* Given data *
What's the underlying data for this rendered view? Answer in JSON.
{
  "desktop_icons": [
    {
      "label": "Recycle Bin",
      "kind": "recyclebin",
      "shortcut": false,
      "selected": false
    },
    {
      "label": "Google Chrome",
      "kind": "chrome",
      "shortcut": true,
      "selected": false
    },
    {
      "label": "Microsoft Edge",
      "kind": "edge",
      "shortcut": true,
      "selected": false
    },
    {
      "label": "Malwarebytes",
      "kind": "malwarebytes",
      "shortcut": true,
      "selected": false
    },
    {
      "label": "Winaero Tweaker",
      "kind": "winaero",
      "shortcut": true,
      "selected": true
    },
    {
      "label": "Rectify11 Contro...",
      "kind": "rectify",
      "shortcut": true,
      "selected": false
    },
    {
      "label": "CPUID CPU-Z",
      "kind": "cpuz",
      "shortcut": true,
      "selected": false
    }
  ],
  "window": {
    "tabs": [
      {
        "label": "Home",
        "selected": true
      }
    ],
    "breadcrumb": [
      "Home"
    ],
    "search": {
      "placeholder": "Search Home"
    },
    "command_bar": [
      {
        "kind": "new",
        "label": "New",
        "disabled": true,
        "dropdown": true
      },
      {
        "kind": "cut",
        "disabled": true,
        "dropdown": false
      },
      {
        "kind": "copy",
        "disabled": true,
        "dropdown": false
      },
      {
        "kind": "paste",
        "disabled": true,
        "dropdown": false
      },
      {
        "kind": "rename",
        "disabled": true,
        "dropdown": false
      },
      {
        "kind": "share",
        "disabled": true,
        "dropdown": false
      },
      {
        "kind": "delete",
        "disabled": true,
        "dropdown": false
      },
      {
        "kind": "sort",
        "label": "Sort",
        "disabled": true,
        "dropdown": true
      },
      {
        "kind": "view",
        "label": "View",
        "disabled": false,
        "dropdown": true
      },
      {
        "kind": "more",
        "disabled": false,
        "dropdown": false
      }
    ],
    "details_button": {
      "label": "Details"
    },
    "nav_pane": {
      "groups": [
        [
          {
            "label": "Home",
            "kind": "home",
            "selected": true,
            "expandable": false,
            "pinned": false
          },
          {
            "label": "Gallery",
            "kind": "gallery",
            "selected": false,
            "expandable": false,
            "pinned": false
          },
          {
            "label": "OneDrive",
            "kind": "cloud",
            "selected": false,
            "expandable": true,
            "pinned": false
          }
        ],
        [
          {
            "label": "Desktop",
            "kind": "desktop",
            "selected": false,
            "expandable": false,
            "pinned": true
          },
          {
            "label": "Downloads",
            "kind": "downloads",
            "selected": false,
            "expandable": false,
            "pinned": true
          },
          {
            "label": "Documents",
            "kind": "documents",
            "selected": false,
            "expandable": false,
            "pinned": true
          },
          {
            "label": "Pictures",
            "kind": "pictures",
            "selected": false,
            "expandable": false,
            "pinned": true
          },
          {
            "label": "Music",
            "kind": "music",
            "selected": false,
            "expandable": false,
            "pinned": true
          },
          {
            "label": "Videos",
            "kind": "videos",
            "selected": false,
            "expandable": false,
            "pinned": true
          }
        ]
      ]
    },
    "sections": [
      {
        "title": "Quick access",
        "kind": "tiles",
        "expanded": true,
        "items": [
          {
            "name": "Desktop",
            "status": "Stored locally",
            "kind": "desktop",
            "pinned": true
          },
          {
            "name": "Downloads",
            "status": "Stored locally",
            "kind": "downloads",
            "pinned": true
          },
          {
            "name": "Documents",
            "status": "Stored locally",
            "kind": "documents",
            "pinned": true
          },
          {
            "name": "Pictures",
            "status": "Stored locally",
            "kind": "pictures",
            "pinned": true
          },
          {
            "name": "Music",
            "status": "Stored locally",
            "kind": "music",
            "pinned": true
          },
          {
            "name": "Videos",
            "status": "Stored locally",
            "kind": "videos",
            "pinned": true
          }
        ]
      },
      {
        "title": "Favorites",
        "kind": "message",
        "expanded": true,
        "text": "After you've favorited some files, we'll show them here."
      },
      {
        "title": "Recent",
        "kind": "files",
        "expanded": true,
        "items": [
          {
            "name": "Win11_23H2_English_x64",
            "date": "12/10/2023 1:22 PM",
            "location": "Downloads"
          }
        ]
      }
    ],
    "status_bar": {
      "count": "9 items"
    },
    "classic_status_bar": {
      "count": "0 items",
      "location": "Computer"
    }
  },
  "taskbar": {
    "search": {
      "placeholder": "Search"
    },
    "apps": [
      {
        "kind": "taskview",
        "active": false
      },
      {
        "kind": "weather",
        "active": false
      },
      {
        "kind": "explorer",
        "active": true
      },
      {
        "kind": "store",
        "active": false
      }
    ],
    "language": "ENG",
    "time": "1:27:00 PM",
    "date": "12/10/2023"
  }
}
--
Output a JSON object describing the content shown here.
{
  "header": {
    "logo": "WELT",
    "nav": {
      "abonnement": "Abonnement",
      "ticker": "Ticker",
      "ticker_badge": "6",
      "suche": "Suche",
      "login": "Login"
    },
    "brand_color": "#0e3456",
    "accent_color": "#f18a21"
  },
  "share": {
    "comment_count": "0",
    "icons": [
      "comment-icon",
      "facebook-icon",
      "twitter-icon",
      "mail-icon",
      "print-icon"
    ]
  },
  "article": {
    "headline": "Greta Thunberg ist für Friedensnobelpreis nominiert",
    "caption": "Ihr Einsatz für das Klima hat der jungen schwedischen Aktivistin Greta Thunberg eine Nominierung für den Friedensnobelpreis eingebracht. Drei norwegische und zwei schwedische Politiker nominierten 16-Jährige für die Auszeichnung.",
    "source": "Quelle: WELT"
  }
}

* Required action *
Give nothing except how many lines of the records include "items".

* Output of the task *
4